━━━━━ Record extracts ━━━━━
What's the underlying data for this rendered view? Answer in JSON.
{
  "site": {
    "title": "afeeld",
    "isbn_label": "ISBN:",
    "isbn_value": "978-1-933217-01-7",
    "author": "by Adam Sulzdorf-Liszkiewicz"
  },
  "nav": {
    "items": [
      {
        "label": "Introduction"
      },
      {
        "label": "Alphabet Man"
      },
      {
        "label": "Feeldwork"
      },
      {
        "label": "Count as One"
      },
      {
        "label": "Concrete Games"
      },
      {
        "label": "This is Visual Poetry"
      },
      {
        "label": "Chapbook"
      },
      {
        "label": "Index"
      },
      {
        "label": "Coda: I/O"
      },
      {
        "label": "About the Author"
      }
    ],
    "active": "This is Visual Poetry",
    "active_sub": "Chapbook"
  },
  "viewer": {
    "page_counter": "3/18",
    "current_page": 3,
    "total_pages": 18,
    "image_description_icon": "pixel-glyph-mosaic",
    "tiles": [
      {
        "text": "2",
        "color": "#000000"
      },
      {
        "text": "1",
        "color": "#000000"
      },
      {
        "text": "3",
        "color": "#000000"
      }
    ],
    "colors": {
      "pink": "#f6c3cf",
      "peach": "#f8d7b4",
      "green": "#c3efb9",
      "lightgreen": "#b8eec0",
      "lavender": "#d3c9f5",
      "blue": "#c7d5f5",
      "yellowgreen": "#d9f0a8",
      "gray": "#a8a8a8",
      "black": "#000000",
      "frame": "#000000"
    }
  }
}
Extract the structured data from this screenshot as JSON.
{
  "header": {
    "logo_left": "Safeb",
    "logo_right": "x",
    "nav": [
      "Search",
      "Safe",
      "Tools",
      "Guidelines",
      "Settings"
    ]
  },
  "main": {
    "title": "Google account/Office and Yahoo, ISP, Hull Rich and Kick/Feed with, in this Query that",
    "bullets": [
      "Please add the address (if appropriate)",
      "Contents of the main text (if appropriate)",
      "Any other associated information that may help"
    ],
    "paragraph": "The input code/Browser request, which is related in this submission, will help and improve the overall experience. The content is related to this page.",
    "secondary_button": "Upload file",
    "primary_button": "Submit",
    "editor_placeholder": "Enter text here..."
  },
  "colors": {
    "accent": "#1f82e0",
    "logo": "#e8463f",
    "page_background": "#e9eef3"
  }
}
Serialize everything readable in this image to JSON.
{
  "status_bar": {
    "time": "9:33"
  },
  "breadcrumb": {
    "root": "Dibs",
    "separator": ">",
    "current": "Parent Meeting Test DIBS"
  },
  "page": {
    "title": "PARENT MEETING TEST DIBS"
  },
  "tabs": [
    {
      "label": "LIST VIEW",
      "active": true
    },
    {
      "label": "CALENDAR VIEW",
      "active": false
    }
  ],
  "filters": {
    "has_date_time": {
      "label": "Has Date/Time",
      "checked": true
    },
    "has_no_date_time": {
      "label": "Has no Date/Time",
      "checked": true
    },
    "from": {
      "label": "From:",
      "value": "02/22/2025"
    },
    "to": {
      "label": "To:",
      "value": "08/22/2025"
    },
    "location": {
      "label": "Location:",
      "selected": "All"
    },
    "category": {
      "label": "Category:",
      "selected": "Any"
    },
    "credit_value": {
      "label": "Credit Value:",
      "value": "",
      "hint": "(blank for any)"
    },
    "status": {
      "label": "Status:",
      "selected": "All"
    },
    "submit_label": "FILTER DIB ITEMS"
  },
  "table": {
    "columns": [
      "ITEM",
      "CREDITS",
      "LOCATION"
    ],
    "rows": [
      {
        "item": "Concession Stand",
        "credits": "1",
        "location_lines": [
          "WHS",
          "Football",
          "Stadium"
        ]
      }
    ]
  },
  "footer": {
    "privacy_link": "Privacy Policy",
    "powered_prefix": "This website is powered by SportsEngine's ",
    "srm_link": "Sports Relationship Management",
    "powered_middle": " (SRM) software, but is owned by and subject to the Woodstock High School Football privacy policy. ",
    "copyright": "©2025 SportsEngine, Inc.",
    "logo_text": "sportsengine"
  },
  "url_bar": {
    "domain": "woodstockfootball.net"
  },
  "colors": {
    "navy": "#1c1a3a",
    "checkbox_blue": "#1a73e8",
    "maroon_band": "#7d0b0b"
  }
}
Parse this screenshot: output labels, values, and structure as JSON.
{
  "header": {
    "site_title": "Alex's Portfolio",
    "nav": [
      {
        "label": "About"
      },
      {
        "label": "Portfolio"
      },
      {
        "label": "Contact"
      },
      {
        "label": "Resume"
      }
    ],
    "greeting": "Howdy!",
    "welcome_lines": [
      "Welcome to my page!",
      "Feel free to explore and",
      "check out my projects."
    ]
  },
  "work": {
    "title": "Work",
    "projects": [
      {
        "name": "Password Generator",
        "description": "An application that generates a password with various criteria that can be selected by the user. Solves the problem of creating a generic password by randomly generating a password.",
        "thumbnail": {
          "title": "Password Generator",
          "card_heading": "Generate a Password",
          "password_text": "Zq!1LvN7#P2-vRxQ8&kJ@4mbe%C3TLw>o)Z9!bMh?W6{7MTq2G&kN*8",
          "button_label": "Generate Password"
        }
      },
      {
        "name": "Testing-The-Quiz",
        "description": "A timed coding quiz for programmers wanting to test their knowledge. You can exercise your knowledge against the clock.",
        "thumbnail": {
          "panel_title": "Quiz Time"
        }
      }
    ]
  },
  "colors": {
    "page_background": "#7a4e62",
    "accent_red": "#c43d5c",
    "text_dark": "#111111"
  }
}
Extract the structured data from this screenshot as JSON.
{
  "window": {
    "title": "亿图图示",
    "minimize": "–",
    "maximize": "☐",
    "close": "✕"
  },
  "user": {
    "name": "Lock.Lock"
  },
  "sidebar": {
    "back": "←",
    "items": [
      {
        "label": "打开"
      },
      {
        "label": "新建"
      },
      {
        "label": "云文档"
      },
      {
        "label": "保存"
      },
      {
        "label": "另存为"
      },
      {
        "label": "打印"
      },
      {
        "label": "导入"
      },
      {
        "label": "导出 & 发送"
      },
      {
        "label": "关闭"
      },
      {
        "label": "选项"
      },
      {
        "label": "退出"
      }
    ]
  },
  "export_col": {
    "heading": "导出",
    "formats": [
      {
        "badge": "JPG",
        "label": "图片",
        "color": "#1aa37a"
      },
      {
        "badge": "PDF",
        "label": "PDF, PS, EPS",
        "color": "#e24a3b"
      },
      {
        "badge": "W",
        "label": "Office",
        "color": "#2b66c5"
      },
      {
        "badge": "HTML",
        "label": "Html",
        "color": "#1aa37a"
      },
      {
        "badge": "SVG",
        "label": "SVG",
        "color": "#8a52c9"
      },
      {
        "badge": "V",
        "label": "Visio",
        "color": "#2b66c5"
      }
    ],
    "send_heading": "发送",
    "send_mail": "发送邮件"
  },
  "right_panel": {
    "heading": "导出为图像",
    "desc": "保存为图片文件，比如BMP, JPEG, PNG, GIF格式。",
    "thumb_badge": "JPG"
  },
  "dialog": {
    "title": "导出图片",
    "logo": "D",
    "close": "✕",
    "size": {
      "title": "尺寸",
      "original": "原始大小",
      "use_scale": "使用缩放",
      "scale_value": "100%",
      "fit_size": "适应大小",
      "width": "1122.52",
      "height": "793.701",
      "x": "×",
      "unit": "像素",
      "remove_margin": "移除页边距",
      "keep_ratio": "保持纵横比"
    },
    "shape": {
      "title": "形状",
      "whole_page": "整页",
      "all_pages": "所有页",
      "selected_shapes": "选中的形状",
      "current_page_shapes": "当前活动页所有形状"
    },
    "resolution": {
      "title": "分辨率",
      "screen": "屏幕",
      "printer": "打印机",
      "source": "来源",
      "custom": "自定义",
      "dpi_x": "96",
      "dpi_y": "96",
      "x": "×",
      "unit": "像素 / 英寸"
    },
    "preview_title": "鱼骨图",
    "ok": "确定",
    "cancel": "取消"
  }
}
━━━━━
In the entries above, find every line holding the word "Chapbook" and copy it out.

• [Answer]:
        "label": "Chapbook"
    "active_sub": "Chapbook"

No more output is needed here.